◆ Description of the task ◆
Please return all of the data exactly as written.

--- Data under study ---

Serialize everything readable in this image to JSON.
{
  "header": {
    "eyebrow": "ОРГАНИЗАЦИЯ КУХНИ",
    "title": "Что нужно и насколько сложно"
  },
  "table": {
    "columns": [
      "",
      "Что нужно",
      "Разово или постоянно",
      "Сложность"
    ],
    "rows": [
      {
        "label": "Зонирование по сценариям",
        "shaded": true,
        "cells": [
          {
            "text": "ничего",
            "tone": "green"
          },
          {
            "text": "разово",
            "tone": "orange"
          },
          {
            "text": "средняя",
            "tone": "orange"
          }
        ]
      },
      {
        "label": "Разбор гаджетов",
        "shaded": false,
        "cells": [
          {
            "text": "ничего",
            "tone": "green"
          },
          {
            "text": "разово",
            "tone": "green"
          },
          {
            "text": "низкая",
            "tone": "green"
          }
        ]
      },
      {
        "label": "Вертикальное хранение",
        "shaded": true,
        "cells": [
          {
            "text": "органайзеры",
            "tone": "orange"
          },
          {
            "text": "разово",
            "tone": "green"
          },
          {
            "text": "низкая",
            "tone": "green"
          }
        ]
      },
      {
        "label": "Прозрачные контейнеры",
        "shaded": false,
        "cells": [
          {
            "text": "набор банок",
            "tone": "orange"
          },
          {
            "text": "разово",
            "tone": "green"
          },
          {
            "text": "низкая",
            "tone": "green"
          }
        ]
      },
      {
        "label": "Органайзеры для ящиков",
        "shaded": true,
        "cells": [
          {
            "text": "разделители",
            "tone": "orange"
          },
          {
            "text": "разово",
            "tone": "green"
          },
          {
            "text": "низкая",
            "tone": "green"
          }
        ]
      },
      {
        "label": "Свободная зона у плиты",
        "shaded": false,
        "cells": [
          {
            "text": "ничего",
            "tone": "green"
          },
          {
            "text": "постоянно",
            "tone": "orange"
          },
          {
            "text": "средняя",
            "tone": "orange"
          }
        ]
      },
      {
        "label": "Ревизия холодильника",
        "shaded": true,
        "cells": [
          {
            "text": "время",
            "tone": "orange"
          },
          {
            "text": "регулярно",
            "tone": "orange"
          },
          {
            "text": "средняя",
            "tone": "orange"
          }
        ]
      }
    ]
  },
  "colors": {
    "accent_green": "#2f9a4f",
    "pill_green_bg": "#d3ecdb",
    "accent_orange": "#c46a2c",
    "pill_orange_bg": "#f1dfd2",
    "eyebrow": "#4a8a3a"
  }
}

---

◆ Output of the exercise ◆
Serialize everything readable in this image to JSON.
{
  "header": {
    "eyebrow": "ОРГАНИЗАЦИЯ КУХНИ",
    "title": "Что нужно и насколько сложно"
  },
  "table": {
    "columns": [
      "",
      "Что нужно",
      "Разово или постоянно",
      "Сложность"
    ],
    "rows": [
      {
        "label": "Зонирование по сценариям",
        "shaded": true,
        "cells": [
          {
            "text": "ничего",
            "tone": "green"
          },
          {
            "text": "разово",
            "tone": "orange"
          },
          {
            "text": "средняя",
            "tone": "orange"
          }
        ]
      },
      {
        "label": "Разбор гаджетов",
        "shaded": false,
        "cells": [
          {
            "text": "ничего",
            "tone": "green"
          },
          {
            "text": "разово",
            "tone": "green"
          },
          {
            "text": "низкая",
            "tone": "green"
          }
        ]
      },
      {
        "label": "Вертикальное хранение",
        "shaded": true,
        "cells": [
          {
            "text": "органайзеры",
            "tone": "orange"
          },
          {
            "text": "разово",
            "tone": "green"
          },
          {
            "text": "низкая",
            "tone": "green"
          }
        ]
      },
      {
        "label": "Прозрачные контейнеры",
        "shaded": false,
        "cells": [
          {
            "text": "набор банок",
            "tone": "orange"
          },
          {
            "text": "разово",
            "tone": "green"
          },
          {
            "text": "низкая",
            "tone": "green"
          }
        ]
      },
      {
        "label": "Органайзеры для ящиков",
        "shaded": true,
        "cells": [
          {
            "text": "разделители",
            "tone": "orange"
          },
          {
            "text": "разово",
            "tone": "green"
          },
          {
            "text": "низкая",
            "tone": "green"
          }
        ]
      },
      {
        "label": "Свободная зона у плиты",
        "shaded": false,
        "cells": [
          {
            "text": "ничего",
            "tone": "green"
          },
          {
            "text": "постоянно",
            "tone": "orange"
          },
          {
            "text": "средняя",
            "tone": "orange"
          }
        ]
      },
      {
        "label": "Ревизия холодильника",
        "shaded": true,
        "cells": [
          {
            "text": "время",
            "tone": "orange"
          },
          {
            "text": "регулярно",
            "tone": "orange"
          },
          {
            "text": "средняя",
            "tone": "orange"
          }
        ]
      }
    ]
  },
  "colors": {
    "accent_green": "#2f9a4f",
    "pill_green_bg": "#d3ecdb",
    "accent_orange": "#c46a2c",
    "pill_orange_bg": "#f1dfd2",
    "eyebrow": "#4a8a3a"
  }
}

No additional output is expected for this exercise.